> [ASSIGNMENT]
Please reproduce all of the data exactly as it appears, but skip the pictures.

(RECORD EXTRACTS)

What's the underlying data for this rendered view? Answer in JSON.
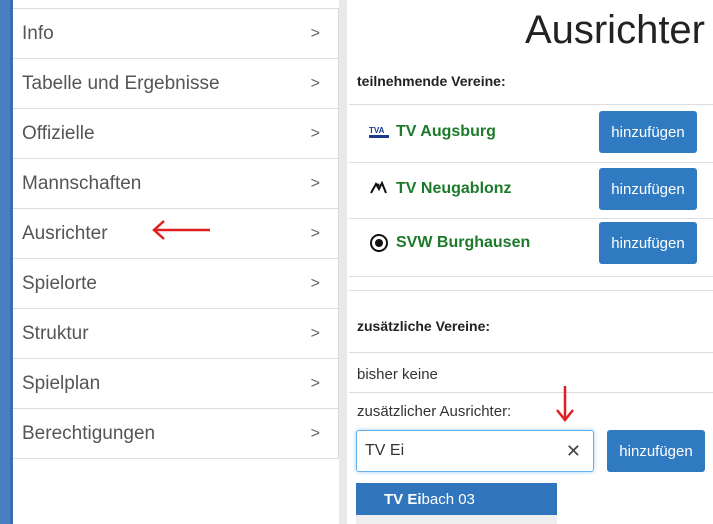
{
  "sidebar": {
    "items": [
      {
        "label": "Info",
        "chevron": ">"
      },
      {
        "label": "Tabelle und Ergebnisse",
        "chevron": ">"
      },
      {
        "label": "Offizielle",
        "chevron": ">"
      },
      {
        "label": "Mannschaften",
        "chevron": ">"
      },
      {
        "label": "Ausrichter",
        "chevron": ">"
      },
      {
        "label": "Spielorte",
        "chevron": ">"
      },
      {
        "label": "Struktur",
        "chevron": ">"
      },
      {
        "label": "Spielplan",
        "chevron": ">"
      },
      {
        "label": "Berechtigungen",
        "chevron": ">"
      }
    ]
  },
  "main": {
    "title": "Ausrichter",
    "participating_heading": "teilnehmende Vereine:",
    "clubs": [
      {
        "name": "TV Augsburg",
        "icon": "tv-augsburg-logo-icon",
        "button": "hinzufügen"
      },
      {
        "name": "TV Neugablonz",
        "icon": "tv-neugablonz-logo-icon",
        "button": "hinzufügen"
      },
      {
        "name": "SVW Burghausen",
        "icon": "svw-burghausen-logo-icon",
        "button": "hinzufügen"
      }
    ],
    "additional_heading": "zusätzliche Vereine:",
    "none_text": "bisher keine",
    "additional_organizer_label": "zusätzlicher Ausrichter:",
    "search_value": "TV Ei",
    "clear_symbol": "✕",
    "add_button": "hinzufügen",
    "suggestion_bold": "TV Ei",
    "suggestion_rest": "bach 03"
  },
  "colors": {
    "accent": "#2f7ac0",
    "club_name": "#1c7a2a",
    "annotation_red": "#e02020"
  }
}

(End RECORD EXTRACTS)

> [RESPONSE AREA]
What's the underlying data for this rendered view? Answer in JSON.
{
  "sidebar": {
    "items": [
      {
        "label": "Info",
        "chevron": ">"
      },
      {
        "label": "Tabelle und Ergebnisse",
        "chevron": ">"
      },
      {
        "label": "Offizielle",
        "chevron": ">"
      },
      {
        "label": "Mannschaften",
        "chevron": ">"
      },
      {
        "label": "Ausrichter",
        "chevron": ">"
      },
      {
        "label": "Spielorte",
        "chevron": ">"
      },
      {
        "label": "Struktur",
        "chevron": ">"
      },
      {
        "label": "Spielplan",
        "chevron": ">"
      },
      {
        "label": "Berechtigungen",
        "chevron": ">"
      }
    ]
  },
  "main": {
    "title": "Ausrichter",
    "participating_heading": "teilnehmende Vereine:",
    "clubs": [
      {
        "name": "TV Augsburg",
        "icon": "tv-augsburg-logo-icon",
        "button": "hinzufügen"
      },
      {
        "name": "TV Neugablonz",
        "icon": "tv-neugablonz-logo-icon",
        "button": "hinzufügen"
      },
      {
        "name": "SVW Burghausen",
        "icon": "svw-burghausen-logo-icon",
        "button": "hinzufügen"
      }
    ],
    "additional_heading": "zusätzliche Vereine:",
    "none_text": "bisher keine",
    "additional_organizer_label": "zusätzlicher Ausrichter:",
    "search_value": "TV Ei",
    "clear_symbol": "✕",
    "add_button": "hinzufügen",
    "suggestion_bold": "TV Ei",
    "suggestion_rest": "bach 03"
  },
  "colors": {
    "accent": "#2f7ac0",
    "club_name": "#1c7a2a",
    "annotation_red": "#e02020"
  }
}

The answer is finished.